TRY IT: Every line of the data that includes "duration" should be copied out.

DATA:

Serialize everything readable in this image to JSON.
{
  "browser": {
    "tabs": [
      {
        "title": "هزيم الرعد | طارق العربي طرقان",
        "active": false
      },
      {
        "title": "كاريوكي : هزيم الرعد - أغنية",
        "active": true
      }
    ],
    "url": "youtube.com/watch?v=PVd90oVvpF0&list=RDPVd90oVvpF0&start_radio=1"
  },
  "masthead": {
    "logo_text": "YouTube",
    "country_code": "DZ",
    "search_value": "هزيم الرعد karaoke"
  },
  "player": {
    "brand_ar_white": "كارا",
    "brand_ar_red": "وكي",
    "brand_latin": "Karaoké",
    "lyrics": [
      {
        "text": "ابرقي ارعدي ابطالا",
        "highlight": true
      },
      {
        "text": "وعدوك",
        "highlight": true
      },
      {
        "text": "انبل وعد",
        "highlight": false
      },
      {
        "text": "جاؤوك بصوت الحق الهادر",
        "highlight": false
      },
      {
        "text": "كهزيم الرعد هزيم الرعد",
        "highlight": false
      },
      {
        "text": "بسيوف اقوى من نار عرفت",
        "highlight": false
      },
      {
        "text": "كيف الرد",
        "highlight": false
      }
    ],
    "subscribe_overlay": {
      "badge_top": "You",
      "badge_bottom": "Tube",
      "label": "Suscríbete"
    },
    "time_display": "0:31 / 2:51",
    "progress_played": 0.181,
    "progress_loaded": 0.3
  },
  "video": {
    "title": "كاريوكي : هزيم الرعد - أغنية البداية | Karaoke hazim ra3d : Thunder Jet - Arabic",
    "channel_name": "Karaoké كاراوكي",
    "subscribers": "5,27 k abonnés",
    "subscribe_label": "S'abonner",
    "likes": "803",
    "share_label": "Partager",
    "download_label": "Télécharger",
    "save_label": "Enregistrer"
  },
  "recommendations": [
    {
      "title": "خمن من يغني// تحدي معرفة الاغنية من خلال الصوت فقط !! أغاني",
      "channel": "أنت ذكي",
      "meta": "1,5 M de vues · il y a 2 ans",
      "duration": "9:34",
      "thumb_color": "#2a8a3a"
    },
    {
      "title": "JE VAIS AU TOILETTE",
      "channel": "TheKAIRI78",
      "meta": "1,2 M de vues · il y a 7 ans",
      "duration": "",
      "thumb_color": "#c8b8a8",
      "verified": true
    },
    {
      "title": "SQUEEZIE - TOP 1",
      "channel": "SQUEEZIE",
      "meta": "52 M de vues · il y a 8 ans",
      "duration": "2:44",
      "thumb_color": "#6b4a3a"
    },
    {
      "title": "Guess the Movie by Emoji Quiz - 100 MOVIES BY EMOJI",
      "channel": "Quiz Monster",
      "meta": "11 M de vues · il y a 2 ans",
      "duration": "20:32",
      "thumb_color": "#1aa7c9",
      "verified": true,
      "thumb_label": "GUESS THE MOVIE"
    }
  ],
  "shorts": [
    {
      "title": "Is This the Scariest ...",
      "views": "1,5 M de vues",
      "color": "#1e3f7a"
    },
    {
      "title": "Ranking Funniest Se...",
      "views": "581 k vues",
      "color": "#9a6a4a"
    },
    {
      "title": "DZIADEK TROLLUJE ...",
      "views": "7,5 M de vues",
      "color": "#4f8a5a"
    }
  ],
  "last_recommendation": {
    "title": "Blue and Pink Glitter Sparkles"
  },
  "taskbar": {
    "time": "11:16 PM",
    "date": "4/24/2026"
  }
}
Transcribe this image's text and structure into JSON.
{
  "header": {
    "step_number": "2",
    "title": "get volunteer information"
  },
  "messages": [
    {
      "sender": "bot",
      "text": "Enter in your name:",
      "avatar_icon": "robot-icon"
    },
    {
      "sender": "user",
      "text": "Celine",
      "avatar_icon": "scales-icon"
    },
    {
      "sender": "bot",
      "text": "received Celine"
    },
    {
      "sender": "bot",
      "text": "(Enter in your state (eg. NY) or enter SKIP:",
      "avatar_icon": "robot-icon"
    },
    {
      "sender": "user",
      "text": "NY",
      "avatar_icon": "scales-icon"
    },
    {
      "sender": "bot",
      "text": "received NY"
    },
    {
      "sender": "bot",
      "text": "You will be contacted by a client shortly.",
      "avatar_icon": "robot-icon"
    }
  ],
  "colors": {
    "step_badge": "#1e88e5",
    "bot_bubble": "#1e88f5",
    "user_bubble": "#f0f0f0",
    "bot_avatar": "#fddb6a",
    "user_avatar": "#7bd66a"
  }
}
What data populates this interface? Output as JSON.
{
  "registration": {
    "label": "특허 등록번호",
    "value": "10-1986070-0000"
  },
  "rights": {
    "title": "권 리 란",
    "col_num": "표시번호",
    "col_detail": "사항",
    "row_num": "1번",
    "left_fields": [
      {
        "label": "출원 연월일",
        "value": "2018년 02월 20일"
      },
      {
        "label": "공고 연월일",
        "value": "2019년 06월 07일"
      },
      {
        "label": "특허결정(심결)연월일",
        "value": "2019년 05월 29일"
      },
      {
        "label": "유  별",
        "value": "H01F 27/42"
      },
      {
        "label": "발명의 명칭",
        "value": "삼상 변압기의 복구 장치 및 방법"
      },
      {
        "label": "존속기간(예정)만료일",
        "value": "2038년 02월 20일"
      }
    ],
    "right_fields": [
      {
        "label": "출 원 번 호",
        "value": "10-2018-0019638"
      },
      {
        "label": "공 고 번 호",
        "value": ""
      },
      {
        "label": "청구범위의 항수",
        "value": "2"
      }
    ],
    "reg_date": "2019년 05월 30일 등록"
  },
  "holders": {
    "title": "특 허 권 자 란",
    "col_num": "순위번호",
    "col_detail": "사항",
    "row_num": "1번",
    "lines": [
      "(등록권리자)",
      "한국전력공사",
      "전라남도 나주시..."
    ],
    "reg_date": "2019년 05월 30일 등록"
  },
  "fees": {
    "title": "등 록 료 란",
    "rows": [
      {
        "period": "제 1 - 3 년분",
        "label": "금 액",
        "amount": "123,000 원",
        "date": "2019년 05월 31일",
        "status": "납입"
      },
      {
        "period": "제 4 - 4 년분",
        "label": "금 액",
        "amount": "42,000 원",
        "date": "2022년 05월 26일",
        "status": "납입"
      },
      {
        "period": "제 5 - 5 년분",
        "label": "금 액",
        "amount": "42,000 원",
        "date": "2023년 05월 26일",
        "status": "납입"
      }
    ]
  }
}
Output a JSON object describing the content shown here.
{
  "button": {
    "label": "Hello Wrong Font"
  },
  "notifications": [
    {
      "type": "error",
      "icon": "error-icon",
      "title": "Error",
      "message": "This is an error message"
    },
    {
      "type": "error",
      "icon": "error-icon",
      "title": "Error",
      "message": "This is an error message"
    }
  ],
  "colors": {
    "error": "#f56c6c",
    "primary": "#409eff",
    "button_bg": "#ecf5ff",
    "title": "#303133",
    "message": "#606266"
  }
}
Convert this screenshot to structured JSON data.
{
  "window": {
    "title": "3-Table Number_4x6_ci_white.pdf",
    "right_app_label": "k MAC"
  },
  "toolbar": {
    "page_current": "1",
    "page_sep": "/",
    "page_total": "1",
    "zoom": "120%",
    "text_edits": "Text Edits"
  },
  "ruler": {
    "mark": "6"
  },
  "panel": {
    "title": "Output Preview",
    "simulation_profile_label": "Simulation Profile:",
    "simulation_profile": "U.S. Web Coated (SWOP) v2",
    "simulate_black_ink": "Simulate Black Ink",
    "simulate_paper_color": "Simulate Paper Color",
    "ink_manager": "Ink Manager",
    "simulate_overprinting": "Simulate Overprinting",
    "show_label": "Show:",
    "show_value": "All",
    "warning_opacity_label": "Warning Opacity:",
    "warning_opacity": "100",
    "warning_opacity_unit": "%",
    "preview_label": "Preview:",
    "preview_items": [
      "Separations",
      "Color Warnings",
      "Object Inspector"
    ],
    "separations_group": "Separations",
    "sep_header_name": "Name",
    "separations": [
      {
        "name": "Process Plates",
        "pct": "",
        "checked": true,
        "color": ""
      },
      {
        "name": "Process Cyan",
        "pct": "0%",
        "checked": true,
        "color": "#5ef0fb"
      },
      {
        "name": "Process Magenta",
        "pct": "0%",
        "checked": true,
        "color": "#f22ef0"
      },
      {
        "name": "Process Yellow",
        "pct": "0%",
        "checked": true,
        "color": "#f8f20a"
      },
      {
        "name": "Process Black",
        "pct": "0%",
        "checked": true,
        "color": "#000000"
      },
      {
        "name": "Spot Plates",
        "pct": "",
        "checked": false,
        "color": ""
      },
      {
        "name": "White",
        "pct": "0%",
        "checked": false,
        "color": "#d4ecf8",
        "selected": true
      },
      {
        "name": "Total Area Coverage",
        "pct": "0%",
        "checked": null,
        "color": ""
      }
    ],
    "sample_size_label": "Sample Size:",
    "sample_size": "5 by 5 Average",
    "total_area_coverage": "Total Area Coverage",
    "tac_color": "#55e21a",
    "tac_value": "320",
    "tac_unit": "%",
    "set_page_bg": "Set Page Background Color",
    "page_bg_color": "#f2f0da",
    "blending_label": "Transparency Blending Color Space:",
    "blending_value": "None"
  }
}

THE COMPLETED TASK:
      "duration": "9:34",
      "duration": "",
      "duration": "2:44",
      "duration": "20:32",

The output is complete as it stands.